      But at any rate in failure or success, it would be unacceptable and unjustified to generalize that perpetual difficulties in the administration of Gambella Region emanate from unsociability of Anywee whom are categorically characterized as hostile and violent people to their neighbors in most of literature scratched on security agonies. It is all about aspirations for mutual respect, understanding, development opportunities, respect of human rights, freedom to live free in our land, preservation of our culture and dignity.

     It is worth reminding observation of Robert Skinner of the USA in mentioning hostility of peoples in lowlands of eastern Ethiopia as deterrents to modernization and obstacles in isolation of Ethiopia. This should not be the occasion in the western frontiers of the country after a century since Skinner Commercial Mission through Djibouti to meet Emperor Menelik II in December 1903. Moreover, British access to Gambella for commercial interests should not be misjudged as an absolute entitlement of the entire Gambella Region to Britain. It was one of British territorial gains and limited rights in the1902 agreement on border delineations which was similar to free access granted at Lake Tana, source of Blue Nile for hydraulic interests.
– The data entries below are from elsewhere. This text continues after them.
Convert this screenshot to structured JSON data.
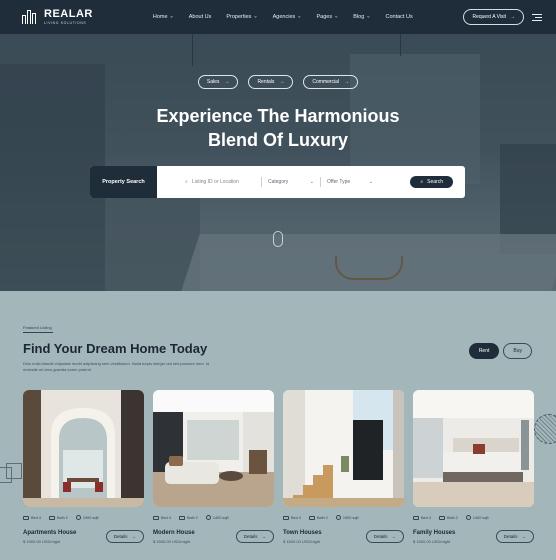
{
  "brand": {
    "name": "REALAR",
    "tagline": "LIVING SOLUTIONS"
  },
  "nav": {
    "items": [
      {
        "label": "Home",
        "dropdown": true
      },
      {
        "label": "About Us",
        "dropdown": false
      },
      {
        "label": "Properties",
        "dropdown": true
      },
      {
        "label": "Agencies",
        "dropdown": true
      },
      {
        "label": "Pages",
        "dropdown": true
      },
      {
        "label": "Blog",
        "dropdown": true
      },
      {
        "label": "Contact Us",
        "dropdown": false
      }
    ],
    "cta": "Request A Visit"
  },
  "hero": {
    "chips": [
      "Sales",
      "Rentals",
      "Commercial"
    ],
    "title_line1": "Experience The Harmonious",
    "title_line2": "Blend Of Luxury",
    "search": {
      "label": "Property Search",
      "placeholder": "Listing ID or Location",
      "category": "Category",
      "offer_type": "Offer Type",
      "button": "Search"
    }
  },
  "listing": {
    "eyebrow": "Featured Listing",
    "title": "Find Your Dream Home Today",
    "description": "Duis nulla blandit vulputate morbi adipiscing sem vestibulum. Nulla turpis integer dui sed posuere sem. Id molestie mi arcu gravida lorem potenti.",
    "tabs": [
      "Rent",
      "Buy"
    ],
    "active_tab": "Rent",
    "cards": [
      {
        "name": "Apartments House",
        "price": "$ 1900.00 USD/night",
        "bed": "Bed 4",
        "bath": "Bath 2",
        "area": "1900 sqft",
        "button": "Details"
      },
      {
        "name": "Modern House",
        "price": "$ 1500.00 USD/night",
        "bed": "Bed 4",
        "bath": "Bath 2",
        "area": "1400 sqft",
        "button": "Details"
      },
      {
        "name": "Town Houses",
        "price": "$ 1500.00 USD/night",
        "bed": "Bed 4",
        "bath": "Bath 2",
        "area": "1900 sqft",
        "button": "Details"
      },
      {
        "name": "Family Houses",
        "price": "$ 1500.00 USD/night",
        "bed": "Bed 4",
        "bath": "Bath 2",
        "area": "1400 sqft",
        "button": "Details"
      }
    ]
  },
  "colors": {
    "navy": "#1f2d3a",
    "section_bg": "#a3b6ba",
    "white": "#ffffff"
  }
}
In the words of Charles Gwynn: “the delimitation in the Sudan-Ethiopia border was from Setit River in the north up to the junction of the Pibor and AkoboRivers in the south”.



1.Bahru, Zewdie, Relation between Ethiopia and the Sudan on the western Ethiopian frontier 1898–1935.Ph.D., Thesis, University of London

2. Kurimoti, Eisei, Politicization of Ethnicity in Gambella Region:  in Ethiopiain broader perspective.

3. Medhane Tadesse, Gambella: The Impact of Local Conflict on Regional Security, website of International Institute for Security

4. Ojulu Owar, The Anyua and Their Neighbors: A Political Analysis up to ca.1970s, B.A Thesis, Addis Ababa University, 1987

5. Robert P. Skinner (Author) (Introduction, Ambassadors: David Shinn and Aurelia Brazeal, History of a Century between Ethiopia and USA, 2001

6. Wondwosen Teshome, Colonial Boundaries of Africa: The Case of Ethiopia’s Boundary with Sudan, University of Vienna, Department of Anthropology, Austria

July 23, 2012 | Comments Closed